Is it better to inherit or assume an IRA?
One of the main advantages of assuming an IRA, as opposed to inheriting it, is that you don’t have to immediately begin taking annual distributions. You will not have to take any money out of your assumed IRA until April 1 after you turn 70 1/2, per IRS regulations.
Why would someone choose a traditional IRA over a Roth IRA?
With a Roth IRA, you contribute after-tax dollars, your money grows tax-free, and you can generally make tax- and penalty-free withdrawals after age 59½. With a Traditional IRA, you contribute pre- or after-tax dollars, your money grows tax-deferred, and withdrawals are taxed as current income after age 59½.
What is the 5 year rule for inherited Roth IRA?
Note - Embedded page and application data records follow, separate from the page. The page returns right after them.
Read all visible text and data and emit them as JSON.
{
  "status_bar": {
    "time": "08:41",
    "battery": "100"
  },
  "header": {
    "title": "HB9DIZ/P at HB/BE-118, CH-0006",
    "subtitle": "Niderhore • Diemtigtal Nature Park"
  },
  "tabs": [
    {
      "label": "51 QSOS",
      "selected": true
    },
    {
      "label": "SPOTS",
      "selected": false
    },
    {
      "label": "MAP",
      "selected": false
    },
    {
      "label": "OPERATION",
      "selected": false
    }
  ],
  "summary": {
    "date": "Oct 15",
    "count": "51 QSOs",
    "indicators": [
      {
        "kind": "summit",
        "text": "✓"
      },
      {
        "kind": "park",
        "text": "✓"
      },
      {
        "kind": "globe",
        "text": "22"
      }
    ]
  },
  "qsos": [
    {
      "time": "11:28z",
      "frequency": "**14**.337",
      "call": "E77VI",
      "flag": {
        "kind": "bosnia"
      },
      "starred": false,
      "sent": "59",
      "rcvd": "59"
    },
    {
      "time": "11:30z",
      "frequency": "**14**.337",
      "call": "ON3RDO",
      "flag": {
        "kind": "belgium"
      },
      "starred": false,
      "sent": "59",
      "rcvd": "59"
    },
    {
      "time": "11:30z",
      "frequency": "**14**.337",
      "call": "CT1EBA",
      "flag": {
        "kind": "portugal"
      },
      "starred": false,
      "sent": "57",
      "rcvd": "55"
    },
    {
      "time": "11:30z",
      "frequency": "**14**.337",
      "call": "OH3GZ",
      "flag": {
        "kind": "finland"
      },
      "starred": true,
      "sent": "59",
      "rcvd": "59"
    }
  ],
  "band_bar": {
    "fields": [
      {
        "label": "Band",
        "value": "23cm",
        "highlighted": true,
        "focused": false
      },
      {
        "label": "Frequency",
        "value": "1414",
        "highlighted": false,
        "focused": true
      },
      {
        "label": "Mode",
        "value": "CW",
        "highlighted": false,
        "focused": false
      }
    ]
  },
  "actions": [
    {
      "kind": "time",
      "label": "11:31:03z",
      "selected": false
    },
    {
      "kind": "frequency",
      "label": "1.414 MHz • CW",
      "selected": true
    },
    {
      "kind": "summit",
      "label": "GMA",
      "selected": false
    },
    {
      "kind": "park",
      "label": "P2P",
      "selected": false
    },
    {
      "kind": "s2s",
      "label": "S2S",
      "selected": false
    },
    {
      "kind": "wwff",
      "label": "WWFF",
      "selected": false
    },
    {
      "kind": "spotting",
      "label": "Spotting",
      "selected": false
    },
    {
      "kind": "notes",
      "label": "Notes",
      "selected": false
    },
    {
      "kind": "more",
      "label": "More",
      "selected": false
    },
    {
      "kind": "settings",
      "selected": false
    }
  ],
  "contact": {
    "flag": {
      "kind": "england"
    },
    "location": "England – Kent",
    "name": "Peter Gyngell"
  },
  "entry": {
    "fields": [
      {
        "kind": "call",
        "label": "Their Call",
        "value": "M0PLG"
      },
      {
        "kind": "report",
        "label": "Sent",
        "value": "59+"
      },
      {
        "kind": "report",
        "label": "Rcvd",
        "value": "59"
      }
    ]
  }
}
Roth IRAs. Roth IRA is also subject to a five-year inheritance rule. The beneficiary must liquidate the entire value of the inherited IRA by December 31 of the year containing the fifth anniversary of the owner’s death. Notably, no RMDs are required during the five-year period.
What is the 5 year rule for Roth IRA?
The first Roth IRA five-year rule is used to determine if the earnings (interest) from your Roth IRA are tax-free. To be tax-free, you must withdraw the earnings: On or after the date you turn 59½ At least five tax years after the first contribution to any Roth IRA you own3
At what age must you stop contributing to a Roth IRA?
More In Retirement Plans You can make contributions to your Roth IRA after you reach age 70 ½. You can leave amounts in your Roth IRA as long as you live.
Can you have both a Roth IRA and a traditional IRA?
You may maintain both a traditional IRA and a Roth IRA, as long as your total contribution doesn’t exceed the Internal Revenue Service (IRS) limits for any given year, and you meet certain other eligibility requirements.
How do I avoid paying taxes on an inherited IRA?
[+] You have two main options after inheriting a retirement account. Withdraw all of the money and receive a whopping tax bill, or move the inherited 401(k) or IRA into a Beneficiary IRA (aka Inherited IRA) and defer taxes until you make withdrawals.
What happens if I inherit an IRA?
If you inherit a Roth IRA that was funded for 5 years or more prior to the death of the original owner, distributions can be taken tax-free. … On the other hand, when you take money out of an inherited IRA, it will generally be taxed as ordinary income.
Does inherited Roth IRA count as income?
Inheriting a Roth IRA as a Non-Spouse Earnings are taxable unless the 5-year rule is met. You won’t be subject to the 10% early withdrawal penalty. Assets in the account can continue to grow tax-free. You can designate your own beneficiary.
How do I avoid taxes on a Roth IRA conversion?
If you have an employer plan that allows you to “roll in” funds from IRAs, you can avoid the taxes on conversion by first moving any previously deducted IRA balances into your employer plan.
Should I have both a Roth and traditional IRA?
It may be appropriate to contribute to both a traditional and a Roth IRA—if you can. Doing so will give you taxable and tax-free withdrawal options in retirement. Financial planners call this tax diversification, and it’s generally a smart strategy when you’re unsure what your tax picture will look like in retirement.
Does it make sense to have a Roth and traditional IRA?
A Roth IRA or 401(k) makes the most sense if you’re confident of higher income in retirement than you earn now. If you expect your income (and tax rate) to be lower in retirement than at present, a traditional account is likely the better bet.